SHELE Kalay is a small village in the Helmand ‘green zone’ – the agricultural area where most of the civilian population lives.
But international forces believed that the settlement was being used for sinister purposes by the Taliban.
Suspicions were confirmed when soldiers from Third Battalion The Yorkshire Regiment arrived to find numerous tell-tale signs of improvised explosive devices.
Soldiers are trained to look for ‘ground sign’ such as recently disturbed patches to indicate where items have been buried – as most IEDs are hidden beneath the ground and activated by pressure plates or remotely by wire.
Lance Corporal Andrew Smart, aged 26, from Kendray, Barnsley, serving with 3 Yorks, said the soldiers found ‘IEDs absolutely everywhere’ at Shele Kalay – slowing their progress.
LCpl Smart was with best friend Corporal Jason Barnes, 25, in the protection group for Lt Colonel Zac Stanning, commanding officer of 3 Yorks, when the village was raided.
The devices were marked and soldiers took detours to avoid them while making their way around compounds.
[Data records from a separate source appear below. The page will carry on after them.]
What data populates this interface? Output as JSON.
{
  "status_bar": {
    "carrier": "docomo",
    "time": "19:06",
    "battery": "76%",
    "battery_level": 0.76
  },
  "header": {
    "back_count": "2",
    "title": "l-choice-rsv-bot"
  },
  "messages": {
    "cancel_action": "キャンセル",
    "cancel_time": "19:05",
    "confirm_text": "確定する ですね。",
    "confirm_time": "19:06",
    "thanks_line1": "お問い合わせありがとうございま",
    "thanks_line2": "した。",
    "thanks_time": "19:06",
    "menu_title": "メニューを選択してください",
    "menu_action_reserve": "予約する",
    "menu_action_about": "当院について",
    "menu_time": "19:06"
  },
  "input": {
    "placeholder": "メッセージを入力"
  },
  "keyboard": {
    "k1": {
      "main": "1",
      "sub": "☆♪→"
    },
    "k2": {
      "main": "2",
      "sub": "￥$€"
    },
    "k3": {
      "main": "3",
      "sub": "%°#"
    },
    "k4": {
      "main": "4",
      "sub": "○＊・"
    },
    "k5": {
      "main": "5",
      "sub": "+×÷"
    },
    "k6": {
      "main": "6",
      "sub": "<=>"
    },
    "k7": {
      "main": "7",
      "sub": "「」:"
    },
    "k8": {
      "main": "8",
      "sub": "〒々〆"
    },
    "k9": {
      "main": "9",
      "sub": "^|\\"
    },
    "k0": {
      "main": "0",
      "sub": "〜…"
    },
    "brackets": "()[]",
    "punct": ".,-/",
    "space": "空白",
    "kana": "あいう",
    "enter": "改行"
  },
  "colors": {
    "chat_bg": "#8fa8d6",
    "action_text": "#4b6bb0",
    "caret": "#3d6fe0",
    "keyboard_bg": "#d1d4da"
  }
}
LCpl Smart said: “When we set off, a group of Americans started firing from the opposite side of the village to where we were heading, to create a diversion for insurgents.”
Troops parked and attempted to head into Shele Kalay on foot.
Soldiers asked villagers about the explosives discovered but residents said they had not been aware of them.
When 3 Yorks withdrew from the village in their armoured vehicles, one hit an IED and was damaged.
The next day, the commanding officer’s makeshift operations room at the camp was attacked while he was deciding the soldiers’ next move with the troops returning fire on suspected enemy positions.
LCpl Smart, a vehicle gunner and linguist speaking Arabic and Pashto - the main language in southern Afghanistan - said: “We were apprehensive during the mission but had to stay focused at all times.”
Cpl Barnes, who drove one of the armoured vehicles, added: “Once we had returned to base we felt like we’d achieved something – but we were shattered.”
The operation at Shele Kalay was supported by other troops including Private Stuart Simpson, from Dinnington – whose father and brother work at The Star’s printing press.
Pte Simpson, 33, who helps run the radio network between troops, said: “My role was to ensure the soldiers on the ground could speak to each other as well as gathering information about what was going on during the operation.”